See where we’re going with this?
A small retailer can differentiate themselves with the help of a good local wholesale lab and go beyond the private label to create exclusive offerings that are both unique and locally produced. Which is a good selling point and also a way to build both brand and customer loyalty.
Some optical stores are even offering their patients unique eyewear in Buffalo Horn, Goat Horn, and Block Acetate. Like these Handmade buffalo horn rectangle sunglasses from Morgenthal Frederics.
Pro and Cons
Famous Brands v.s. Private Label
Consumers seek out brands for quality assurance and not so much for their emotional appeal. Traditionally, eyewear of established brands such as Ray-Ban, Oakley, and Revo has been the backbone of optical shops. Prices tend to be artificially inflated due to the oligopolistic nature of the eyewear trade, and lacking transparency, which is what independent eyewear stores and startups are essentially fighting against.
And now private label and in-house brands are making waves with creative eyewear and simple pricing systems.
Companies such as Vision Express and Japanese optical chain Owndays manufacture and retail a variety of in-house brands. The eyewear quality is excellent and priced significantly lower than competing famous brands.
These in-house brands target different lifestyles, personalities, and even different occasions to wear glasses. The pricing structure is simple with fixed and affordable price points, making it all the more accessible to consumers.
In stark contrast to Oakley, Ray-Ban, Gucci and any other major eyewear brand that comes to mind, these private label brands aren’t licensed to other retail channels. Which in turn creates a product that is perceived as exclusive and very much coveted.
Private labeling eyewear by all accounts looks like the way forward for retailers, consumers and the eyewear trade as a whole. And if not for anything else, it’s an excellent opportunity to stick it to the man.

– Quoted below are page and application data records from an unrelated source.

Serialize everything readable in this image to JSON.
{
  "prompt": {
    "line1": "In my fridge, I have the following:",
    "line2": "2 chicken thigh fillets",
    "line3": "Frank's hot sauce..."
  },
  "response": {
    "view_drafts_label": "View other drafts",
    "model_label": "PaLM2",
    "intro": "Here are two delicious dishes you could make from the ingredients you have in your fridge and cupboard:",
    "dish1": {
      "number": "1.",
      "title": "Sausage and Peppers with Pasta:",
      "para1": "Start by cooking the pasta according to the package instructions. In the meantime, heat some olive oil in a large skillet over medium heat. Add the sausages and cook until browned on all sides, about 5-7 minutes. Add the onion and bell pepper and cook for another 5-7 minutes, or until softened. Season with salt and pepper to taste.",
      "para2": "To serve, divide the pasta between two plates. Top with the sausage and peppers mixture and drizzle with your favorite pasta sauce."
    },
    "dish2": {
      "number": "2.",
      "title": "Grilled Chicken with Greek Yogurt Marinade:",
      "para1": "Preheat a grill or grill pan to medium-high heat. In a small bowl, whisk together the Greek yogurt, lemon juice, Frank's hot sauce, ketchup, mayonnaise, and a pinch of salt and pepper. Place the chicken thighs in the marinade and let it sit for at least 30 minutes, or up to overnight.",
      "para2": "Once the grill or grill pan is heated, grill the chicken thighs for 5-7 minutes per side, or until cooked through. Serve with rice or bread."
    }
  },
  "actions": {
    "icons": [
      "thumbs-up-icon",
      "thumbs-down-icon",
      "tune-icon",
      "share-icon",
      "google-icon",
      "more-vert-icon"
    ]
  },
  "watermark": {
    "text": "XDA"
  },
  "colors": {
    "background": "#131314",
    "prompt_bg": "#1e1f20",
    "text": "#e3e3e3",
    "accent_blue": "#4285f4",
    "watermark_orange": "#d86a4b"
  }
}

We’d like to hear your thoughts on private label and in-house eyewear. Any stories you can add of your success or failure in the past? Feel free to add your thoughts to the comment section below and share with our readers.